The idea for KINZUA had come from the construction of the Kinzua Dam, which flooded a large part of a Seneca Indian reservation in northwestern Pennsylvania. The Seneca had the usual treaty with the United States, which promised that their people and their land would be undisturbed as long as the water flowed and the grass grew. And they were left alone for a couple of hundred years until powerful economic forces decided to seize a large piece of their reservation so it could be used for a combination of flood control, a power plant, and a huge lake for recreation.
KINZUA was a novel with mystical underpinnings in which a Seneca secret society conjures up a supernatural force that destroys the Kinzua Dam and in the process convinces the U.S. Government not to rebuild the dam.
In rewriting KINZUA into THE DREAM DANCER, I abandoned not only the characters and plot of the original novel, but eliminated references to the actual Kinzua Dam and the Seneca. Instead, I created an imaginary city, river and Native American band somewhere in Northwestern Pennsylvania, but kept the original concept of the federal government double-crossing a seemingly helpless handful of Native Americans called the Okwe.
Coop Rever, the protagonist of THE DREAM DANCER is chosen by the Great Spirit to carry out a deed that will save the Okwe land from being flooded by a dam and Okwe culture from being destroyed by a Congressman with a hidden agenda of revenge. Coop Rever, who had become a successful author and war correspondent, reluctantly becomes the Dream Dancer of the title at a great cost to himself: losing his wife and daughter and spending decades in a cruel prison for killing the Congressman and his family.
I consider THE DREAM DANCER my first fully realized novel. And, after many rereadings of the entire book and individual chapters, I have reached the immodest conclusion that it is a work of art.
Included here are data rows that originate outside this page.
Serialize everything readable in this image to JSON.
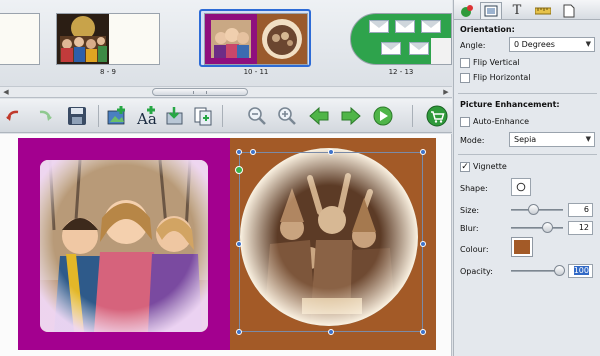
{
  "strip": {
    "labels": [
      "8 - 9",
      "10 - 11",
      "12 - 13"
    ],
    "selected_index": 1
  },
  "toolbar": {
    "icons": [
      "undo-icon",
      "redo-icon",
      "save-icon",
      "add-photo-icon",
      "add-text-icon",
      "import-icon",
      "copy-page-icon",
      "zoom-out-icon",
      "zoom-in-icon",
      "back-arrow-icon",
      "forward-arrow-icon",
      "play-icon",
      "cart-icon"
    ]
  },
  "panel": {
    "tabs": [
      "effects-tab",
      "frame-tab",
      "text-tab",
      "ruler-tab",
      "page-tab"
    ],
    "orientation_title": "Orientation:",
    "angle_label": "Angle:",
    "angle_value": "0 Degrees",
    "flip_vertical": "Flip Vertical",
    "flip_horizontal": "Flip Horizontal",
    "enhancement_title": "Picture Enhancement:",
    "auto_enhance": "Auto-Enhance",
    "mode_label": "Mode:",
    "mode_value": "Sepia",
    "vignette_label": "Vignette",
    "vignette_checked": true,
    "shape_label": "Shape:",
    "size_label": "Size:",
    "size_value": "6",
    "blur_label": "Blur:",
    "blur_value": "12",
    "colour_label": "Colour:",
    "colour_value": "#a35a27",
    "opacity_label": "Opacity:",
    "opacity_value": "100"
  },
  "colors": {
    "left_page": "#a3008f",
    "right_page": "#a35a27",
    "selection": "#2d6bd6"
  }
}
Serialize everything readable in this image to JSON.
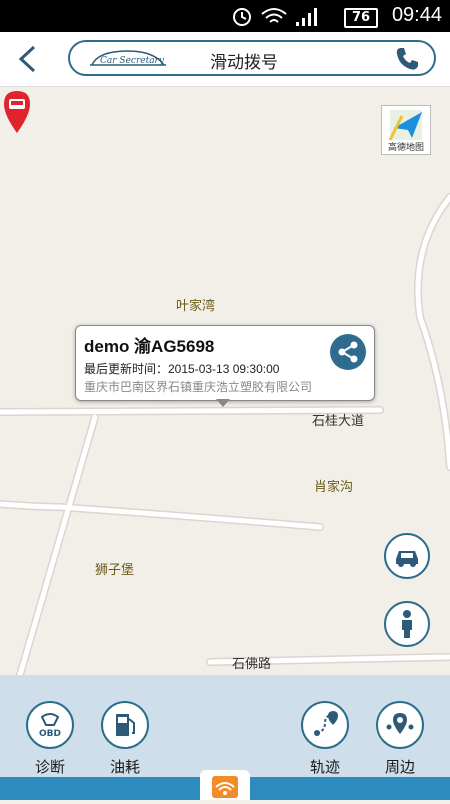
{
  "status_bar": {
    "battery": "76",
    "time": "09:44"
  },
  "header": {
    "logo_text": "Car Secretary",
    "title": "滑动拨号"
  },
  "map": {
    "provider_label": "高德地图",
    "places": [
      "叶家湾",
      "肖家沟",
      "狮子堡"
    ],
    "roads": [
      "石桂大道",
      "石佛路"
    ]
  },
  "vehicle_popup": {
    "title": "demo  渝AG5698",
    "updated": "最后更新时间：2015-03-13 09:30:00",
    "address": "重庆市巴南区界石镇重庆浩立塑胶有限公司"
  },
  "toolbar": {
    "items": [
      {
        "label": "诊断",
        "icon": "obd-icon",
        "icon_text": "OBD"
      },
      {
        "label": "油耗",
        "icon": "fuel-icon"
      },
      {
        "label": "轨迹",
        "icon": "track-icon"
      },
      {
        "label": "周边",
        "icon": "nearby-icon"
      }
    ]
  },
  "colors": {
    "accent": "#2d6d8c",
    "marker": "#e0242c",
    "bottom_strip": "#2d8bbf"
  }
}
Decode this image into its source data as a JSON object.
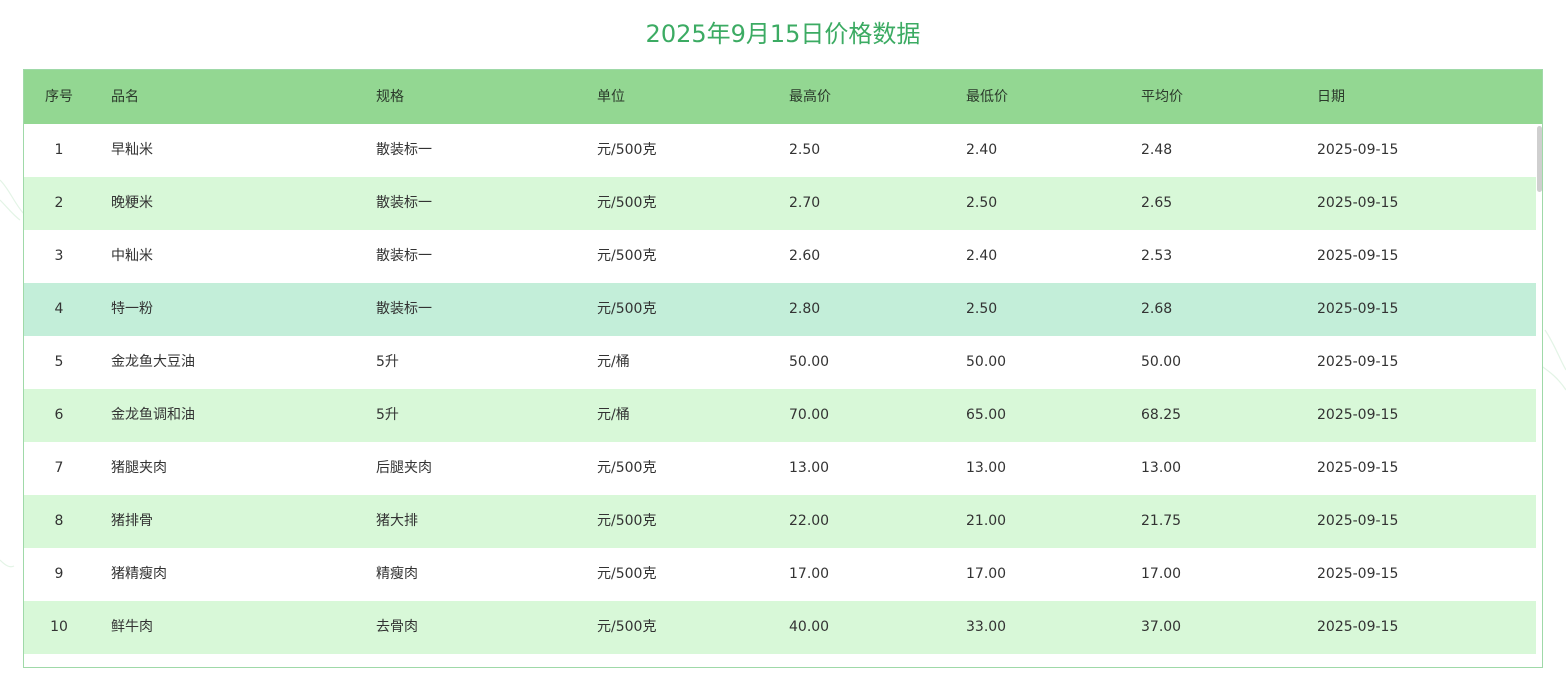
{
  "page_title": "2025年9月15日价格数据",
  "colors": {
    "title": "#3cab63",
    "header_bg": "#93d792",
    "row_alt": "#d8f8d8",
    "row_hover": "#c3eed9",
    "border": "#9fd9a8"
  },
  "table": {
    "columns": [
      "序号",
      "品名",
      "规格",
      "单位",
      "最高价",
      "最低价",
      "平均价",
      "日期"
    ],
    "rows": [
      [
        "1",
        "早籼米",
        "散装标一",
        "元/500克",
        "2.50",
        "2.40",
        "2.48",
        "2025-09-15"
      ],
      [
        "2",
        "晚粳米",
        "散装标一",
        "元/500克",
        "2.70",
        "2.50",
        "2.65",
        "2025-09-15"
      ],
      [
        "3",
        "中籼米",
        "散装标一",
        "元/500克",
        "2.60",
        "2.40",
        "2.53",
        "2025-09-15"
      ],
      [
        "4",
        "特一粉",
        "散装标一",
        "元/500克",
        "2.80",
        "2.50",
        "2.68",
        "2025-09-15"
      ],
      [
        "5",
        "金龙鱼大豆油",
        "5升",
        "元/桶",
        "50.00",
        "50.00",
        "50.00",
        "2025-09-15"
      ],
      [
        "6",
        "金龙鱼调和油",
        "5升",
        "元/桶",
        "70.00",
        "65.00",
        "68.25",
        "2025-09-15"
      ],
      [
        "7",
        "猪腿夹肉",
        "后腿夹肉",
        "元/500克",
        "13.00",
        "13.00",
        "13.00",
        "2025-09-15"
      ],
      [
        "8",
        "猪排骨",
        "猪大排",
        "元/500克",
        "22.00",
        "21.00",
        "21.75",
        "2025-09-15"
      ],
      [
        "9",
        "猪精瘦肉",
        "精瘦肉",
        "元/500克",
        "17.00",
        "17.00",
        "17.00",
        "2025-09-15"
      ],
      [
        "10",
        "鲜牛肉",
        "去骨肉",
        "元/500克",
        "40.00",
        "33.00",
        "37.00",
        "2025-09-15"
      ]
    ],
    "hover_row_index": 3
  }
}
THE DREAM DANCER can be read on line at my website.

The next novel I will review is THE SPIES OF WARSAW by Alan Furst

A suggestion: My latest novel, THE PENCIL ARTIST is available as an e-book on Smashwords, Kindle, and Barnes and Noble; as a paperback on Amazon.